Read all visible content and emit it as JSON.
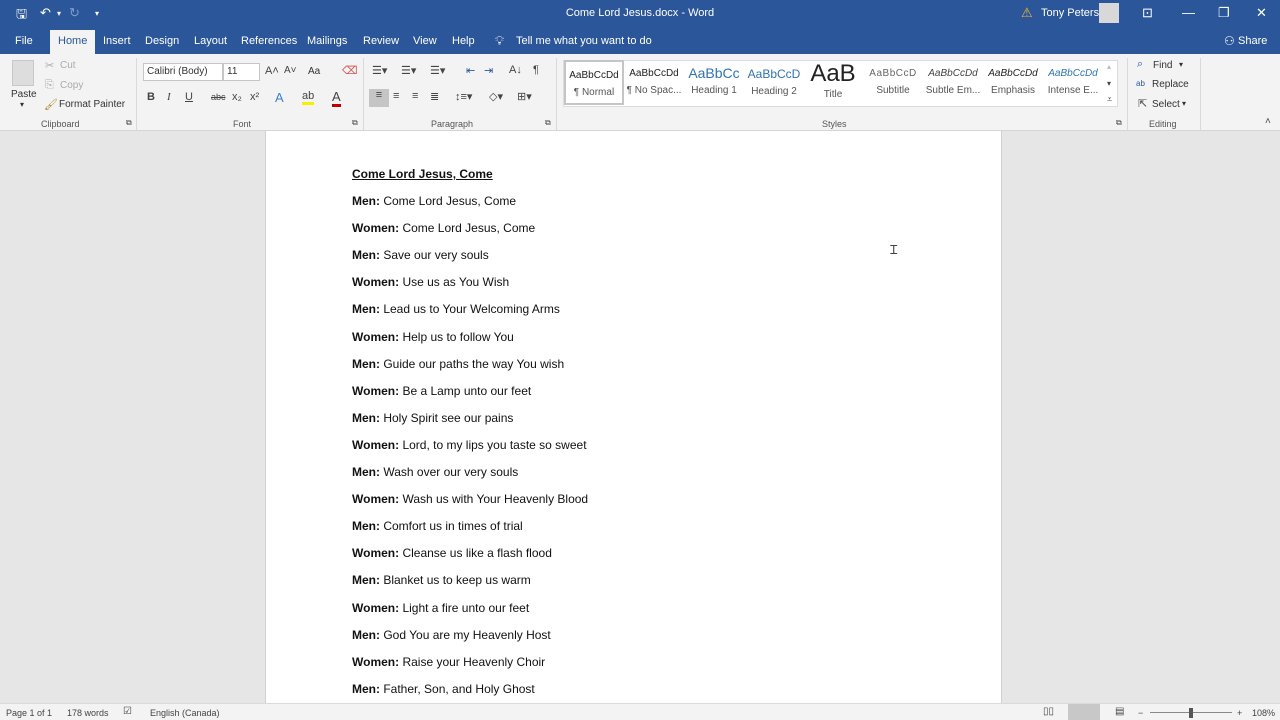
{
  "window": {
    "title": "Come Lord Jesus.docx  -  Word",
    "user_name": "Tony Peters"
  },
  "quick_access": {
    "save": "save-icon",
    "undo": "undo-icon",
    "redo": "redo-icon",
    "customize": "customize-icon"
  },
  "tabs": [
    {
      "label": "File"
    },
    {
      "label": "Home"
    },
    {
      "label": "Insert"
    },
    {
      "label": "Design"
    },
    {
      "label": "Layout"
    },
    {
      "label": "References"
    },
    {
      "label": "Mailings"
    },
    {
      "label": "Review"
    },
    {
      "label": "View"
    },
    {
      "label": "Help"
    }
  ],
  "tell_me": "Tell me what you want to do",
  "share": "Share",
  "clipboard": {
    "paste": "Paste",
    "cut": "Cut",
    "copy": "Copy",
    "format_painter": "Format Painter",
    "label": "Clipboard"
  },
  "font": {
    "name": "Calibri (Body)",
    "size": "11",
    "change_case": "Aa",
    "label": "Font"
  },
  "paragraph": {
    "label": "Paragraph"
  },
  "styles": {
    "label": "Styles",
    "items": [
      {
        "preview": "AaBbCcDd",
        "name": "¶ Normal"
      },
      {
        "preview": "AaBbCcDd",
        "name": "¶ No Spac..."
      },
      {
        "preview": "AaBbCc",
        "name": "Heading 1"
      },
      {
        "preview": "AaBbCcD",
        "name": "Heading 2"
      },
      {
        "preview": "AaB",
        "name": "Title"
      },
      {
        "preview": "AaBbCcD",
        "name": "Subtitle"
      },
      {
        "preview": "AaBbCcDd",
        "name": "Subtle Em..."
      },
      {
        "preview": "AaBbCcDd",
        "name": "Emphasis"
      },
      {
        "preview": "AaBbCcDd",
        "name": "Intense E..."
      }
    ]
  },
  "editing": {
    "find": "Find",
    "replace": "Replace",
    "select": "Select",
    "label": "Editing"
  },
  "document": {
    "heading": "Come Lord Jesus, Come",
    "lines": [
      {
        "speaker": "Men:",
        "text": " Come Lord Jesus, Come"
      },
      {
        "speaker": "Women:",
        "text": " Come Lord Jesus, Come"
      },
      {
        "speaker": "Men:",
        "text": " Save our very souls"
      },
      {
        "speaker": "Women:",
        "text": " Use us as You Wish"
      },
      {
        "speaker": "Men:",
        "text": " Lead us to Your Welcoming Arms"
      },
      {
        "speaker": "Women:",
        "text": " Help us to follow You"
      },
      {
        "speaker": "Men:",
        "text": " Guide our paths the way You wish"
      },
      {
        "speaker": "Women:",
        "text": " Be a Lamp unto our feet"
      },
      {
        "speaker": "Men:",
        "text": " Holy Spirit see our pains"
      },
      {
        "speaker": "Women:",
        "text": " Lord, to my lips you taste so sweet"
      },
      {
        "speaker": "Men:",
        "text": " Wash over our very souls"
      },
      {
        "speaker": "Women:",
        "text": " Wash us with Your Heavenly Blood"
      },
      {
        "speaker": "Men:",
        "text": " Comfort us in times of trial"
      },
      {
        "speaker": "Women:",
        "text": " Cleanse us like a flash flood"
      },
      {
        "speaker": "Men:",
        "text": " Blanket us to keep us warm"
      },
      {
        "speaker": "Women:",
        "text": " Light a fire unto our feet"
      },
      {
        "speaker": "Men:",
        "text": " God You are my Heavenly Host"
      },
      {
        "speaker": "Women:",
        "text": " Raise your Heavenly Choir"
      },
      {
        "speaker": "Men:",
        "text": " Father, Son, and Holy Ghost"
      }
    ]
  },
  "status": {
    "page": "Page 1 of 1",
    "words": "178 words",
    "language": "English (Canada)",
    "zoom": "108%",
    "zoom_minus": "−",
    "zoom_plus": "+"
  },
  "colors": {
    "brand": "#2b579a"
  }
}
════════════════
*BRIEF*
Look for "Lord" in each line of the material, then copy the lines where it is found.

*OUTPUT BELOW*
    "title": "Come Lord Jesus.docx  -  Word",
    "heading": "Come Lord Jesus, Come",
        "text": " Come Lord Jesus, Come"
        "text": " Come Lord Jesus, Come"
        "text": " Lord, to my lips you taste so sweet"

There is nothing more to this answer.